- Halloween used to be sticky fingers grasping a hand to climb a flight of steps to a stranger’s home.
- Halloween used to be forcing a three, four, five year old to say ‘thank you’ upon receipt of a sugary treat; that you secretly hope is chocolate without any coconut.
- Halloween used to be spending hours upon hours on intricate, beautiful costumes…only to cover them up with a coat because the outside temperature is hovering above freezing on the big day.
- Halloween used to be school parades with smiles and crooked costumes and video cameras…one such school parade where my youngest clearly not ready for kindergarten tells the lovely Snow White mother blocking his view, ‘Move it, Snow White. I can’t see my brother.’
- Halloween used to be family pumpkin carving gatherings with pencils marking triangles for a Jack O’ Lantern’s eyes and nose, endless Halloween craft projects coming home from school involving ghosts, witches, pumpkins and skeletons…which somehow tied into a curriculum of some sort.
- Halloween used to be making cut out cookies with frosting and candy corns for school parties, neighbors reconnecting over hot apple cider and trying to force some broccoli or carrot sticks in between the meals of sugar.
- Halloween is now your kids figuring out their own costumes with what’s in the closet or rummaging through their Dad’s box of clothes he just can’t part with.
- Halloween is now giving them the car keys to drive to the best neighborhoods and ‘not really but kind of’ trick or treating…once you hit high school, come on, really?
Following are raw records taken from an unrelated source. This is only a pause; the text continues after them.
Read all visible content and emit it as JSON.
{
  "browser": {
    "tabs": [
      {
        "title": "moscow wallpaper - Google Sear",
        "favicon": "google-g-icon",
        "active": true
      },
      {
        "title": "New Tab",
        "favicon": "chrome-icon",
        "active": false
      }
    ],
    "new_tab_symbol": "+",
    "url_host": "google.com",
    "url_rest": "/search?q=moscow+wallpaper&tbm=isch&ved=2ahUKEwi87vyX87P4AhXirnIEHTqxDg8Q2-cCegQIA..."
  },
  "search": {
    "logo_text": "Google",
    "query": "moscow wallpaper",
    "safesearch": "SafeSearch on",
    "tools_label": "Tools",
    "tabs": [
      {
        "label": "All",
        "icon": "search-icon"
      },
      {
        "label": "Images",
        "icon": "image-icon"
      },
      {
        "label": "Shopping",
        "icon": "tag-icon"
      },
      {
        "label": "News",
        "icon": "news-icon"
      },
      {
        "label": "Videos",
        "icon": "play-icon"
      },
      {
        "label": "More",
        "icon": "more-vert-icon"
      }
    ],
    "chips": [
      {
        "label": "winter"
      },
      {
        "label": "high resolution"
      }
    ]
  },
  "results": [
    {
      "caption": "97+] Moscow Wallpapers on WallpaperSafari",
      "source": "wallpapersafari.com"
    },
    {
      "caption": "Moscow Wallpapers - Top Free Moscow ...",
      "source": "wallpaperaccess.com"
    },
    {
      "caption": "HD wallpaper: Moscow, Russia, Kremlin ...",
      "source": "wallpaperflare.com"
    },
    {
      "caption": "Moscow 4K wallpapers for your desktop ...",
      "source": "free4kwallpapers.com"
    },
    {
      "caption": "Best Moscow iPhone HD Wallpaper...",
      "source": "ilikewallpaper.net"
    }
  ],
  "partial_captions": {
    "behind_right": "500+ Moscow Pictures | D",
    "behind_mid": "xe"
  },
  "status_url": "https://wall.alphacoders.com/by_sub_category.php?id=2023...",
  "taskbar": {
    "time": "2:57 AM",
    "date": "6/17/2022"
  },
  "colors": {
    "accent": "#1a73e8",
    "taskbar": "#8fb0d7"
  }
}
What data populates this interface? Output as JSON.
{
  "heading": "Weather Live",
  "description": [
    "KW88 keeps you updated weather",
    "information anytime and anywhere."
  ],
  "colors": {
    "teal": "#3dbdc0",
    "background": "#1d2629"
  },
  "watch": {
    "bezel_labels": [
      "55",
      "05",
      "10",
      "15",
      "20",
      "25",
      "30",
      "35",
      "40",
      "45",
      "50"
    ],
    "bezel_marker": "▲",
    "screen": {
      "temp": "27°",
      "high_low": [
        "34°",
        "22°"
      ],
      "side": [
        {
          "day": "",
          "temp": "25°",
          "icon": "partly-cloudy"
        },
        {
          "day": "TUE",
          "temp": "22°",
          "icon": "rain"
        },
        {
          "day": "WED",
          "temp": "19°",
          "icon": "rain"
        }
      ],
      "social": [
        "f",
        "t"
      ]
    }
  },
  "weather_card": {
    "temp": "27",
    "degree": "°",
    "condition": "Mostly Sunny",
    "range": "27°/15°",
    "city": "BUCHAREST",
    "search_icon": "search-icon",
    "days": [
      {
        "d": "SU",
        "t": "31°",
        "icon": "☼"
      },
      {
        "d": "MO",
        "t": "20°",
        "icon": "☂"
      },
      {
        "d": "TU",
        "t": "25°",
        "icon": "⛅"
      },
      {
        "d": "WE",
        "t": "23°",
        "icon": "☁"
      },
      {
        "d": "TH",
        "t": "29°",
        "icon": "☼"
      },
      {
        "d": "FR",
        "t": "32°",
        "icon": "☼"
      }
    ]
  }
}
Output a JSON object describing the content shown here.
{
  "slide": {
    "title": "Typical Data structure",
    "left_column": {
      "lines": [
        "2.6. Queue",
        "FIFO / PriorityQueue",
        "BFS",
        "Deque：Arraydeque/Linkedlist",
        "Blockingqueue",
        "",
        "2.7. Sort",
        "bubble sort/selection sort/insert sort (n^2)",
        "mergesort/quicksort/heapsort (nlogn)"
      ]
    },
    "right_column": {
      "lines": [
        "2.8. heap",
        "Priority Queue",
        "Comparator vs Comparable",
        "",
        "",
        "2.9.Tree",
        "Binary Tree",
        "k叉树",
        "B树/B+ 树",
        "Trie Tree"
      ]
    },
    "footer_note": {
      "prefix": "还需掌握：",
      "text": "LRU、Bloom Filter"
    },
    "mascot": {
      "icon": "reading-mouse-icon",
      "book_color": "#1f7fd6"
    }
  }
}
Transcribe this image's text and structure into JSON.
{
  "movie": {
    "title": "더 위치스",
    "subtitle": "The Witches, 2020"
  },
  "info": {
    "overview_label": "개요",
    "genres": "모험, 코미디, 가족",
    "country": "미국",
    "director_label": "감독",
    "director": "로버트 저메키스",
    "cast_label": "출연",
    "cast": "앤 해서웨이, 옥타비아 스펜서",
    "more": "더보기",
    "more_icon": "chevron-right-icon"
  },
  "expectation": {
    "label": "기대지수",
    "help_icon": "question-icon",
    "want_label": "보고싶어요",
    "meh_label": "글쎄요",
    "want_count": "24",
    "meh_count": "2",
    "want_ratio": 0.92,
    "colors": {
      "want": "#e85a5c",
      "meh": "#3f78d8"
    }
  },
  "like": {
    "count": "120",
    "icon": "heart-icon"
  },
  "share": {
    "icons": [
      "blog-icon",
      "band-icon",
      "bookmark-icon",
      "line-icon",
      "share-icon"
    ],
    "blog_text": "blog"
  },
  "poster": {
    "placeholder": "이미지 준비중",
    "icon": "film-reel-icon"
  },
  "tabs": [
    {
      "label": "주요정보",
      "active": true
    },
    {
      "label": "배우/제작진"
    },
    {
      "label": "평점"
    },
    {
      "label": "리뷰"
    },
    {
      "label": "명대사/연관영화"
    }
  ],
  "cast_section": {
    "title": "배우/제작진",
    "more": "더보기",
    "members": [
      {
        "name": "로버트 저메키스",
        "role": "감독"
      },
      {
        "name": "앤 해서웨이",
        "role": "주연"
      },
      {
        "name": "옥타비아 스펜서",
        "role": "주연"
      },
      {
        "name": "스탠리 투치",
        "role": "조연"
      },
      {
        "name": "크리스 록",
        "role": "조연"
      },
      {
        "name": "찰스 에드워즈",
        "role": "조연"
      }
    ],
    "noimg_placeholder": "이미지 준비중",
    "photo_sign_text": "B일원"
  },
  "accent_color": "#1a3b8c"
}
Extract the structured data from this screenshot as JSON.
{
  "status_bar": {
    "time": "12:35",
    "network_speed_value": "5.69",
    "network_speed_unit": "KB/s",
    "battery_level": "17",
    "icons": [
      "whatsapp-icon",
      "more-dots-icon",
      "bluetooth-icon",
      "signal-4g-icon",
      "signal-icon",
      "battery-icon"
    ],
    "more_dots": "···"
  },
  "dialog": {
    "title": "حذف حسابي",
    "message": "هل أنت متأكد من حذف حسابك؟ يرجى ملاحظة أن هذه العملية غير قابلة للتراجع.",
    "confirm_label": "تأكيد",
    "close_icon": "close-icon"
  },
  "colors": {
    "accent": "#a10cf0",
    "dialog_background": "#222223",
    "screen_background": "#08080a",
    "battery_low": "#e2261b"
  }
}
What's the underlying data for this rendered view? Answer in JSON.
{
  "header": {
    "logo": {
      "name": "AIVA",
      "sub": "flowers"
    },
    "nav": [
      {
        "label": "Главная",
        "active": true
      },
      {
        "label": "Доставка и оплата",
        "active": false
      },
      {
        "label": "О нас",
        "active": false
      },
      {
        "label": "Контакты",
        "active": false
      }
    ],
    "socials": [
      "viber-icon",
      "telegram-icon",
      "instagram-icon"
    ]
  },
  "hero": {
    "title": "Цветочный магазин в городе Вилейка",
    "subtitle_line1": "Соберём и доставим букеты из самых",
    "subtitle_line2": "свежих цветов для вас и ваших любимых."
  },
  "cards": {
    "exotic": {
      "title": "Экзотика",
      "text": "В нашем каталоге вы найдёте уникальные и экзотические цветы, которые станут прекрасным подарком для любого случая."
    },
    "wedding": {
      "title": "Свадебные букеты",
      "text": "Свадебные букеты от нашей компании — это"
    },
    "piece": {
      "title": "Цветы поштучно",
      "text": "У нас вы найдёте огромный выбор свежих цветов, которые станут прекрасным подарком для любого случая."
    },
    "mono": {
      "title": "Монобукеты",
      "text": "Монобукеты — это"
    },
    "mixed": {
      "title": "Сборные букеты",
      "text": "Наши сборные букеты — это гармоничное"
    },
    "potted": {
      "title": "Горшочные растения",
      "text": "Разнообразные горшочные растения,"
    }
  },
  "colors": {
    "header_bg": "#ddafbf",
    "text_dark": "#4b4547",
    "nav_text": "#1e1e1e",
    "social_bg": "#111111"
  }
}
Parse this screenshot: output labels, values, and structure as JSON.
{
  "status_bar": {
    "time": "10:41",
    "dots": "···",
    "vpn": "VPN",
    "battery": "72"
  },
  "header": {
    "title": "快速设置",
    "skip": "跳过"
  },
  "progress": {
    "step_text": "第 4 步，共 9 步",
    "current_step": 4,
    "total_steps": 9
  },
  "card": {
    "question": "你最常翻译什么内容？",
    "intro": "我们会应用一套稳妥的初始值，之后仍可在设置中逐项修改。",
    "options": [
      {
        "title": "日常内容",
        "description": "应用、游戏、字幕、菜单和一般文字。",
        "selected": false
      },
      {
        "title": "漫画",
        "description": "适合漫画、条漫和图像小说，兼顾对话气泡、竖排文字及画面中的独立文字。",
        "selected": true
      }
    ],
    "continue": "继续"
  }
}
Okay, I can see why they hit a certain Pepperwood Drive wherein families clearly take out second mortgages to compete with one another’s treats – two-pound bags of M&Ms per trick or treater…seriously.
- Halloween is now kids finding intricate patterns on the Internet for pumpkin carving creations…and asking if we can roast the seeds like we always used to (once or twice maybe, but I’ll let him believe it’s one of those traditions.)
- Halloween is now about making a good stew, opening a great Pinot Noir, turning on some Duke Ellington, lighting a plethora of candles and enjoying the freedom...And praying like the dickens that your kids are not doing anything stupid or anywhere near anything or anyone resembling stupidity.
I think I’ll have another glass of Pinot Noir, please.